━━ SUPPLIED MATERIAL
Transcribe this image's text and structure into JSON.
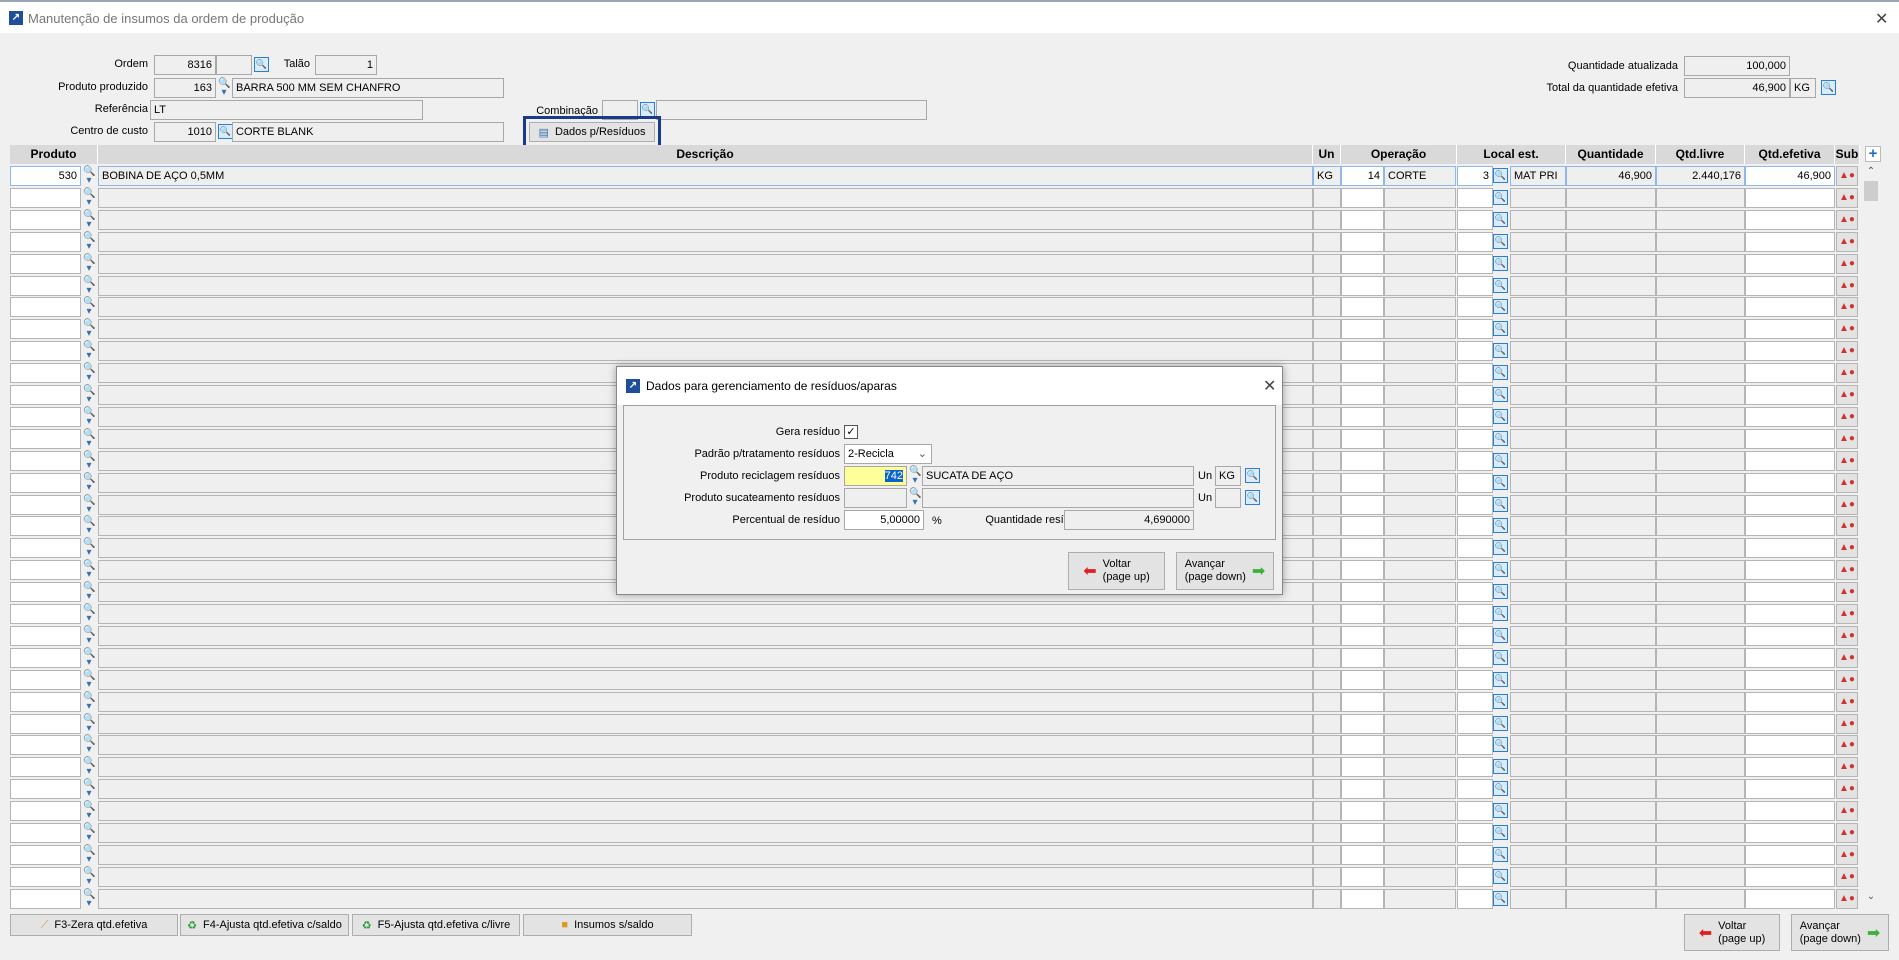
{
  "window": {
    "title": "Manutenção de insumos da ordem de produção",
    "close": "✕"
  },
  "header": {
    "ordem_label": "Ordem",
    "ordem": "8316",
    "ordem2": "",
    "talao_label": "Talão",
    "talao": "1",
    "produto_label": "Produto produzido",
    "produto_code": "163",
    "produto_desc": "BARRA 500 MM SEM CHANFRO",
    "referencia_label": "Referência",
    "referencia": "LT",
    "combinacao_label": "Combinação",
    "combinacao": "",
    "combinacao_desc": "",
    "centro_label": "Centro de custo",
    "centro_code": "1010",
    "centro_desc": "CORTE BLANK",
    "dados_residuos_button": "Dados p/Resíduos",
    "qtd_atualizada_label": "Quantidade atualizada",
    "qtd_atualizada": "100,000",
    "total_efetiva_label": "Total da quantidade efetiva",
    "total_efetiva": "46,900",
    "total_un": "KG"
  },
  "grid": {
    "columns": [
      "Produto",
      "Descrição",
      "Un",
      "Operação",
      "Local est.",
      "Quantidade",
      "Qtd.livre",
      "Qtd.efetiva",
      "Sub"
    ],
    "add": "+",
    "rows": [
      {
        "produto": "530",
        "descricao": "BOBINA DE AÇO 0,5MM",
        "un": "KG",
        "op_code": "14",
        "op_desc": "CORTE",
        "local_code": "3",
        "local_desc": "MAT PRI",
        "quantidade": "46,900",
        "qtd_livre": "2.440,176",
        "qtd_efetiva": "46,900"
      }
    ],
    "empty_rows": 33
  },
  "footer": {
    "f3": "F3-Zera qtd.efetiva",
    "f4": "F4-Ajusta qtd.efetiva c/saldo",
    "f5": "F5-Ajusta qtd.efetiva c/livre",
    "insumos": "Insumos s/saldo",
    "voltar": "Voltar",
    "voltar_sub": "(page up)",
    "avancar": "Avançar",
    "avancar_sub": "(page down)"
  },
  "dialog": {
    "title": "Dados para gerenciamento de resíduos/aparas",
    "close": "✕",
    "gera_label": "Gera resíduo",
    "gera_checked": true,
    "padrao_label": "Padrão p/tratamento resíduos",
    "padrao": "2-Recicla",
    "recic_label": "Produto reciclagem resíduos",
    "recic_code": "742",
    "recic_desc": "SUCATA DE AÇO",
    "un_label": "Un",
    "recic_un": "KG",
    "sucat_label": "Produto sucateamento resíduos",
    "sucat_code": "",
    "sucat_desc": "",
    "sucat_un": "",
    "perc_label": "Percentual de resíduo",
    "perc": "5,00000",
    "perc_unit": "%",
    "qtd_label": "Quantidade resíduo",
    "qtd": "4,690000",
    "voltar": "Voltar",
    "voltar_sub": "(page up)",
    "avancar": "Avançar",
    "avancar_sub": "(page down)"
  }
}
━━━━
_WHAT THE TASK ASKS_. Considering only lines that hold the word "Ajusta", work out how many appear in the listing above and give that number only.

_SOLUTION TO THIS TASK_. 2